Extracted material section start

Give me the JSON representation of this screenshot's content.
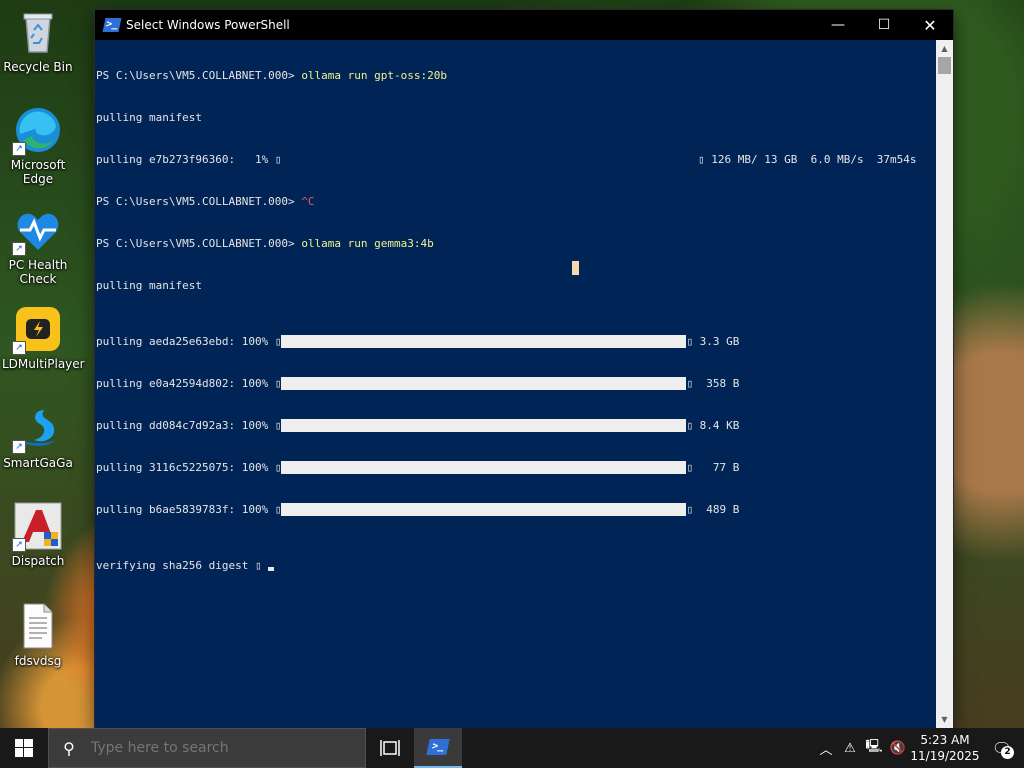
{
  "desktop": {
    "icons": [
      {
        "label": "Recycle Bin",
        "icon": "recycle-bin-icon"
      },
      {
        "label": "Microsoft\nEdge",
        "icon": "edge-icon"
      },
      {
        "label": "PC Health\nCheck",
        "icon": "pc-health-check-icon"
      },
      {
        "label": "LDMultiPlayer",
        "icon": "ldmultiplayer-icon"
      },
      {
        "label": "SmartGaGa",
        "icon": "smartgaga-icon"
      },
      {
        "label": "Dispatch",
        "icon": "dispatch-icon"
      },
      {
        "label": "fdsvdsg",
        "icon": "text-file-icon"
      }
    ]
  },
  "window": {
    "title": "Select Windows PowerShell",
    "controls": {
      "minimize": "—",
      "maximize": "☐",
      "close": "✕"
    }
  },
  "console": {
    "prompt": "PS C:\\Users\\VM5.COLLABNET.000> ",
    "cmd1": "ollama run gpt-oss:20b",
    "l2": "pulling manifest",
    "l3_left": "pulling e7b273f96360:   1% ▯",
    "l3_right": "▯ 126 MB/ 13 GB  6.0 MB/s  37m54s",
    "ctrlc": "^C",
    "cmd2": "ollama run gemma3:4b",
    "l6": "pulling manifest",
    "pulls": [
      {
        "prefix": "pulling aeda25e63ebd: 100% ▯",
        "size": "▯ 3.3 GB"
      },
      {
        "prefix": "pulling e0a42594d802: 100% ▯",
        "size": "▯  358 B"
      },
      {
        "prefix": "pulling dd084c7d92a3: 100% ▯",
        "size": "▯ 8.4 KB"
      },
      {
        "prefix": "pulling 3116c5225075: 100% ▯",
        "size": "▯   77 B"
      },
      {
        "prefix": "pulling b6ae5839783f: 100% ▯",
        "size": "▯  489 B"
      }
    ],
    "verify": "verifying sha256 digest ▯ "
  },
  "taskbar": {
    "search_placeholder": "Type here to search",
    "clock_time": "5:23 AM",
    "clock_date": "11/19/2025",
    "notification_count": "2"
  }
}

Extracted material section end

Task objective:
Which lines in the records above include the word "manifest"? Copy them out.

Solution for this exercise:
    "l2": "pulling manifest",
    "l6": "pulling manifest",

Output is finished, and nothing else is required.